Begin creating all arrangements with the needled evergreens. If you have white pine boughs, start with these—they are light in texture, but fill in a great deal of space. Cut the branches to the desired length and stick them into the floral foam, or use as is for the base of swags, wreaths, and roping.

After the white pine, add other needled evergreens using a mix of textures and colors. Next, add in broadleaf greens such as Rhododendron, Pieris, Euonymus, and holly for focal points.

Once all the greens are in place, look for other natural embellishments to add into the mix. Lichen-covered pine branches, often with pinecones still attached, are beautiful when added to window boxes and urns. Such twigs and boughs routinely drop off of pitch pines during windstorms.

beautiful decorative treasures

Photo by C.L.Fornari

Assorted pinecones make lovely additions to your holiday greenery. Loose cones can be secured by wrapping a strand of wire around the base of the cone so it can be tied in place. Search your yard for a variety of types and sizes, from the tiny hemlock cones to the sap-frosted cones that fall from white pines.

Other seedpods and fruits can be gathered from the landscape as well. Many rose bushes are still covered with dark red rose hips at this time of year, and these add festive touches when placed in with the greens.

Winterberry holly branches add a bright red note and many perennials such as iris have decorative seedpods that give geometric interest.

Add cones, berries, and pods to arrangements after all of the greens are in place. In most cases, this will finish things nicely, but if you still think that a little something more is needed, look to the far edges of the yard. Even the plants that we commonly think of as pesky weeds can be attractive for holiday décor.

Twisted wisteria vines are lovely when looped into arrangements; the dark color and contorted nature of these vines shows off well against greenery.

In addition to the abundance found in the backyard, many people like to finish off their arrangements with treasures found on the beach. Seashells and driftwood complement evergreens and celebrate not only the season, but also the seaside region where we live.

Just as a variety of natural materials contribute to decorations that are pleasing to the eye, an assortment of containers holding those greens are appealing too. Don’t be limited to filling traditional boxes or pots. Metal pails, clamming baskets, and birdbaths are charming when filled with holiday greenery.

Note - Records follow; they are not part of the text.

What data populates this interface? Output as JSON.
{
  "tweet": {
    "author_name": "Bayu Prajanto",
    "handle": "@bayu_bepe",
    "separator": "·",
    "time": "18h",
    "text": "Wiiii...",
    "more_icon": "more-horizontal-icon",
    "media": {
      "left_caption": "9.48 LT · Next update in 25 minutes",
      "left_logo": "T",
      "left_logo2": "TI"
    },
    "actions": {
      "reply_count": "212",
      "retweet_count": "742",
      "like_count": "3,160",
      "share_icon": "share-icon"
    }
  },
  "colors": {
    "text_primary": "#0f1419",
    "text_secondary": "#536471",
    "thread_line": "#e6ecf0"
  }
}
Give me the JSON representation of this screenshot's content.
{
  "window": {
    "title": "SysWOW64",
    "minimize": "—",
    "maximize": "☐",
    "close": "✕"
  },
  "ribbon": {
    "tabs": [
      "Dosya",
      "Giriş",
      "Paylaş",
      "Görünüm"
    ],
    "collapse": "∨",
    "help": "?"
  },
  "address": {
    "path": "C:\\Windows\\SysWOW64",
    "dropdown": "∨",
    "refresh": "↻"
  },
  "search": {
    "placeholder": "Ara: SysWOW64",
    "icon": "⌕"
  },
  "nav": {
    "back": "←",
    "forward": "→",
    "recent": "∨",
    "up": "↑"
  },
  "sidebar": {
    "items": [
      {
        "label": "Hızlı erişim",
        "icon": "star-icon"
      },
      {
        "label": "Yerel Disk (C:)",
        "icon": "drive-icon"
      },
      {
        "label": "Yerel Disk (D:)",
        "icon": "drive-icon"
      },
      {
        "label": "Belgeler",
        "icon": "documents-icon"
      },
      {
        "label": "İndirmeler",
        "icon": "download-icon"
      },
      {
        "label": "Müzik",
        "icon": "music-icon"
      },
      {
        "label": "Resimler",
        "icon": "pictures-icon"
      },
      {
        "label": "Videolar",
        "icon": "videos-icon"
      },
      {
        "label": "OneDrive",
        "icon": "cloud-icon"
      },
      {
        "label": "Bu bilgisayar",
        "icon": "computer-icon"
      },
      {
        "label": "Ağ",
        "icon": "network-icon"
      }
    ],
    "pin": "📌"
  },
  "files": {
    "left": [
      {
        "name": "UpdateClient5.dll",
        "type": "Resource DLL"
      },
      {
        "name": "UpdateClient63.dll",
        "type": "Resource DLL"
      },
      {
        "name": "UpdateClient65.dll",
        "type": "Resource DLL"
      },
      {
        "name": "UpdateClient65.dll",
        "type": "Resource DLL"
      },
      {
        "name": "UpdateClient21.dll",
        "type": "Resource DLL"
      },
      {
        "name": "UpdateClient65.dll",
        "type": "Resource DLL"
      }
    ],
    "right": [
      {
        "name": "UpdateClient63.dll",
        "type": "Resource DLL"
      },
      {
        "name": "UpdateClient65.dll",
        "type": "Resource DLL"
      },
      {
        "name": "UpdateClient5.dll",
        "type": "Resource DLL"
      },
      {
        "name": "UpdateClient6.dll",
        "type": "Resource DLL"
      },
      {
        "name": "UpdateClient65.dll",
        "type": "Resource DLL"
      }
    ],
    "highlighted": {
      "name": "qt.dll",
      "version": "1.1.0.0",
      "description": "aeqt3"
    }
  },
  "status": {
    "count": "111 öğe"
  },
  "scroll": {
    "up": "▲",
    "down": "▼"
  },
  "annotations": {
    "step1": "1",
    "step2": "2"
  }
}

Many of these items add a unique sense of place for holiday celebrations on Cape Cod.

C.L. Fornari is a well-known gardening expert on the Cape and Islands. She is an author, lecturer, and radio host on numerous gardening subjects.

C.L. Fornari

C.L. Fornari is the author of seven books, a professional speaker, the host of GardenLine on WXTK, and co-host of the Plantrama podcast. When she’s not at Hyannis Country Garden, she can be found tending her own plants at Poison Ivy Acres on Cape Cod.